:: Exercise instructions ::
Please write out the records exactly.

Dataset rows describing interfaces
=== Section Start ===
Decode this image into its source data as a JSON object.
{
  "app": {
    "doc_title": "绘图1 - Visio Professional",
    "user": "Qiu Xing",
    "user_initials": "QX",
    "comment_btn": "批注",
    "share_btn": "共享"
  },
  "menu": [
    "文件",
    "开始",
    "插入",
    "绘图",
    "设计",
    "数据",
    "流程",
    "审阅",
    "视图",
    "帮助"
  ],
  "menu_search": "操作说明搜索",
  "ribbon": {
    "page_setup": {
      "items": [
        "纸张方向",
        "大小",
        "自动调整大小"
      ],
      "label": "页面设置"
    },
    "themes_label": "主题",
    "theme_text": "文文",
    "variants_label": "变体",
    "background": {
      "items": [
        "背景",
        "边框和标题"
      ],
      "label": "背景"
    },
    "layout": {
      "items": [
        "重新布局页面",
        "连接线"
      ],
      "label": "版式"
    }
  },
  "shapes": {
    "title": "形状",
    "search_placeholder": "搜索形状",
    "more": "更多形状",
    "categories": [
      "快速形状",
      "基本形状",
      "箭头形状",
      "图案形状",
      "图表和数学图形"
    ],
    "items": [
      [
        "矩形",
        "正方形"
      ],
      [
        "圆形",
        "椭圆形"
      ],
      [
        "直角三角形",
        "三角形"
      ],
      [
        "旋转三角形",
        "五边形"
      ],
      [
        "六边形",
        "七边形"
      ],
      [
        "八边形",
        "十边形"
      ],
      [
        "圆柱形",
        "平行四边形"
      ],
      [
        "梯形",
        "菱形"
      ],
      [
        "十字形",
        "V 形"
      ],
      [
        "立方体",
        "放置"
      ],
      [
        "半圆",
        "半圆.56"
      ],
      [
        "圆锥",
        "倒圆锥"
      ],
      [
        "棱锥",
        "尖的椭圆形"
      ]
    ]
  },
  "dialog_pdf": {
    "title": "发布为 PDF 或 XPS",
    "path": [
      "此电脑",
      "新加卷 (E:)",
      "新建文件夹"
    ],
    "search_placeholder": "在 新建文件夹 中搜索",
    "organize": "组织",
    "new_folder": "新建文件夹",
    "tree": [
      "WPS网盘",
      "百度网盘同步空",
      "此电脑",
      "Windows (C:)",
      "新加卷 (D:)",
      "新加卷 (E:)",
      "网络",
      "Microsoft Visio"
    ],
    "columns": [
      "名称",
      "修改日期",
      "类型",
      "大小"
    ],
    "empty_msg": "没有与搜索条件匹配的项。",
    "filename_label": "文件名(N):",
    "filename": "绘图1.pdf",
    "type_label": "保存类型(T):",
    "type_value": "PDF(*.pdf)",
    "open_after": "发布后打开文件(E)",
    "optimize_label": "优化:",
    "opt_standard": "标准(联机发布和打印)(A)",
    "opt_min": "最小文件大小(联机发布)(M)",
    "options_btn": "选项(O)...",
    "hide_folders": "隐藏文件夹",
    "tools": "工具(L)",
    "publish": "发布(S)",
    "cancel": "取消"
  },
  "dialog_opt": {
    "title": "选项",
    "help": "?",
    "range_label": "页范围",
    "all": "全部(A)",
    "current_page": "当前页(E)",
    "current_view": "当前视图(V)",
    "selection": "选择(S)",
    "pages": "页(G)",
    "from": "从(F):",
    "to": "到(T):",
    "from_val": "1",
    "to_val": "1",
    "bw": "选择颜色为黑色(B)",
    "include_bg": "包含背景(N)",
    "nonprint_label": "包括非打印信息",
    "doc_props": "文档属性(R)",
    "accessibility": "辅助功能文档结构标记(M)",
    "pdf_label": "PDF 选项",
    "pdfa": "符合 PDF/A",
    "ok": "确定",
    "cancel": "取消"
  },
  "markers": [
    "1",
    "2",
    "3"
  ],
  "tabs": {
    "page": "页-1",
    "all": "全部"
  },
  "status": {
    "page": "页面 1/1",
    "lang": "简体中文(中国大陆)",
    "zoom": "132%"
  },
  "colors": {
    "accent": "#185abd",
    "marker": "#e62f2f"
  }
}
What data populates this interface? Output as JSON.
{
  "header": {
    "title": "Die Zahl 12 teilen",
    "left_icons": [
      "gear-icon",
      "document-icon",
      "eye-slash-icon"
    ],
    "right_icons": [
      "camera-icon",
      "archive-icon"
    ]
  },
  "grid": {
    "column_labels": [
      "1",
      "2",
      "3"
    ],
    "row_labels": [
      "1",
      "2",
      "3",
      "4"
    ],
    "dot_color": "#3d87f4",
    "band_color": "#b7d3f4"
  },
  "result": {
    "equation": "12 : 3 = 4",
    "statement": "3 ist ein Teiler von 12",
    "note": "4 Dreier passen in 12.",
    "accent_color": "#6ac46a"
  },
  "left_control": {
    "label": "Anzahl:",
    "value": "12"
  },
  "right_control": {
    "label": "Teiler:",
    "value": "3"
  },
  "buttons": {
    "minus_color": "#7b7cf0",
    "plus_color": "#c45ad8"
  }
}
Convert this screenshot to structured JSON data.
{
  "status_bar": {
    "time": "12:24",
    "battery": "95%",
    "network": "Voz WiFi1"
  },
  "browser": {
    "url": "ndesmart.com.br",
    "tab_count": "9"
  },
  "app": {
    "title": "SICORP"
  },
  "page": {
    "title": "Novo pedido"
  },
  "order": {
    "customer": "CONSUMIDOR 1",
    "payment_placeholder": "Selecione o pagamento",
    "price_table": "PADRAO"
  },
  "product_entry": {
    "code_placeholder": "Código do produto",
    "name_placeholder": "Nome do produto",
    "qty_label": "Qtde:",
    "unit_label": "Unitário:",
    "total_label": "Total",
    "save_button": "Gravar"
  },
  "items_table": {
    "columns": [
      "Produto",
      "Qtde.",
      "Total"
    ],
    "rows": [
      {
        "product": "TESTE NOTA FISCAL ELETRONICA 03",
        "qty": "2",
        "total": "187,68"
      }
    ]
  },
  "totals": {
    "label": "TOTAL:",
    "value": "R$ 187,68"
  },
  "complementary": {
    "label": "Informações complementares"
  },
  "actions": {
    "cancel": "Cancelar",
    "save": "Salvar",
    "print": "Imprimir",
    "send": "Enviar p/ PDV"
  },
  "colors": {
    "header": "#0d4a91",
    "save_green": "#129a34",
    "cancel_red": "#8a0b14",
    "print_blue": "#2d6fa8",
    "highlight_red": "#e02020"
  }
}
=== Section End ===
:: Answer section ::
Decode this image into its source data as a JSON object.
{
  "app": {
    "doc_title": "绘图1 - Visio Professional",
    "user": "Qiu Xing",
    "user_initials": "QX",
    "comment_btn": "批注",
    "share_btn": "共享"
  },
  "menu": [
    "文件",
    "开始",
    "插入",
    "绘图",
    "设计",
    "数据",
    "流程",
    "审阅",
    "视图",
    "帮助"
  ],
  "menu_search": "操作说明搜索",
  "ribbon": {
    "page_setup": {
      "items": [
        "纸张方向",
        "大小",
        "自动调整大小"
      ],
      "label": "页面设置"
    },
    "themes_label": "主题",
    "theme_text": "文文",
    "variants_label": "变体",
    "background": {
      "items": [
        "背景",
        "边框和标题"
      ],
      "label": "背景"
    },
    "layout": {
      "items": [
        "重新布局页面",
        "连接线"
      ],
      "label": "版式"
    }
  },
  "shapes": {
    "title": "形状",
    "search_placeholder": "搜索形状",
    "more": "更多形状",
    "categories": [
      "快速形状",
      "基本形状",
      "箭头形状",
      "图案形状",
      "图表和数学图形"
    ],
    "items": [
      [
        "矩形",
        "正方形"
      ],
      [
        "圆形",
        "椭圆形"
      ],
      [
        "直角三角形",
        "三角形"
      ],
      [
        "旋转三角形",
        "五边形"
      ],
      [
        "六边形",
        "七边形"
      ],
      [
        "八边形",
        "十边形"
      ],
      [
        "圆柱形",
        "平行四边形"
      ],
      [
        "梯形",
        "菱形"
      ],
      [
        "十字形",
        "V 形"
      ],
      [
        "立方体",
        "放置"
      ],
      [
        "半圆",
        "半圆.56"
      ],
      [
        "圆锥",
        "倒圆锥"
      ],
      [
        "棱锥",
        "尖的椭圆形"
      ]
    ]
  },
  "dialog_pdf": {
    "title": "发布为 PDF 或 XPS",
    "path": [
      "此电脑",
      "新加卷 (E:)",
      "新建文件夹"
    ],
    "search_placeholder": "在 新建文件夹 中搜索",
    "organize": "组织",
    "new_folder": "新建文件夹",
    "tree": [
      "WPS网盘",
      "百度网盘同步空",
      "此电脑",
      "Windows (C:)",
      "新加卷 (D:)",
      "新加卷 (E:)",
      "网络",
      "Microsoft Visio"
    ],
    "columns": [
      "名称",
      "修改日期",
      "类型",
      "大小"
    ],
    "empty_msg": "没有与搜索条件匹配的项。",
    "filename_label": "文件名(N):",
    "filename": "绘图1.pdf",
    "type_label": "保存类型(T):",
    "type_value": "PDF(*.pdf)",
    "open_after": "发布后打开文件(E)",
    "optimize_label": "优化:",
    "opt_standard": "标准(联机发布和打印)(A)",
    "opt_min": "最小文件大小(联机发布)(M)",
    "options_btn": "选项(O)...",
    "hide_folders": "隐藏文件夹",
    "tools": "工具(L)",
    "publish": "发布(S)",
    "cancel": "取消"
  },
  "dialog_opt": {
    "title": "选项",
    "help": "?",
    "range_label": "页范围",
    "all": "全部(A)",
    "current_page": "当前页(E)",
    "current_view": "当前视图(V)",
    "selection": "选择(S)",
    "pages": "页(G)",
    "from": "从(F):",
    "to": "到(T):",
    "from_val": "1",
    "to_val": "1",
    "bw": "选择颜色为黑色(B)",
    "include_bg": "包含背景(N)",
    "nonprint_label": "包括非打印信息",
    "doc_props": "文档属性(R)",
    "accessibility": "辅助功能文档结构标记(M)",
    "pdf_label": "PDF 选项",
    "pdfa": "符合 PDF/A",
    "ok": "确定",
    "cancel": "取消"
  },
  "markers": [
    "1",
    "2",
    "3"
  ],
  "tabs": {
    "page": "页-1",
    "all": "全部"
  },
  "status": {
    "page": "页面 1/1",
    "lang": "简体中文(中国大陆)",
    "zoom": "132%"
  },
  "colors": {
    "accent": "#185abd",
    "marker": "#e62f2f"
  }
}
What data populates this interface? Output as JSON.
{
  "header": {
    "title": "Die Zahl 12 teilen",
    "left_icons": [
      "gear-icon",
      "document-icon",
      "eye-slash-icon"
    ],
    "right_icons": [
      "camera-icon",
      "archive-icon"
    ]
  },
  "grid": {
    "column_labels": [
      "1",
      "2",
      "3"
    ],
    "row_labels": [
      "1",
      "2",
      "3",
      "4"
    ],
    "dot_color": "#3d87f4",
    "band_color": "#b7d3f4"
  },
  "result": {
    "equation": "12 : 3 = 4",
    "statement": "3 ist ein Teiler von 12",
    "note": "4 Dreier passen in 12.",
    "accent_color": "#6ac46a"
  },
  "left_control": {
    "label": "Anzahl:",
    "value": "12"
  },
  "right_control": {
    "label": "Teiler:",
    "value": "3"
  },
  "buttons": {
    "minus_color": "#7b7cf0",
    "plus_color": "#c45ad8"
  }
}
Convert this screenshot to structured JSON data.
{
  "status_bar": {
    "time": "12:24",
    "battery": "95%",
    "network": "Voz WiFi1"
  },
  "browser": {
    "url": "ndesmart.com.br",
    "tab_count": "9"
  },
  "app": {
    "title": "SICORP"
  },
  "page": {
    "title": "Novo pedido"
  },
  "order": {
    "customer": "CONSUMIDOR 1",
    "payment_placeholder": "Selecione o pagamento",
    "price_table": "PADRAO"
  },
  "product_entry": {
    "code_placeholder": "Código do produto",
    "name_placeholder": "Nome do produto",
    "qty_label": "Qtde:",
    "unit_label": "Unitário:",
    "total_label": "Total",
    "save_button": "Gravar"
  },
  "items_table": {
    "columns": [
      "Produto",
      "Qtde.",
      "Total"
    ],
    "rows": [
      {
        "product": "TESTE NOTA FISCAL ELETRONICA 03",
        "qty": "2",
        "total": "187,68"
      }
    ]
  },
  "totals": {
    "label": "TOTAL:",
    "value": "R$ 187,68"
  },
  "complementary": {
    "label": "Informações complementares"
  },
  "actions": {
    "cancel": "Cancelar",
    "save": "Salvar",
    "print": "Imprimir",
    "send": "Enviar p/ PDV"
  },
  "colors": {
    "header": "#0d4a91",
    "save_green": "#129a34",
    "cancel_red": "#8a0b14",
    "print_blue": "#2d6fa8",
    "highlight_red": "#e02020"
  }
}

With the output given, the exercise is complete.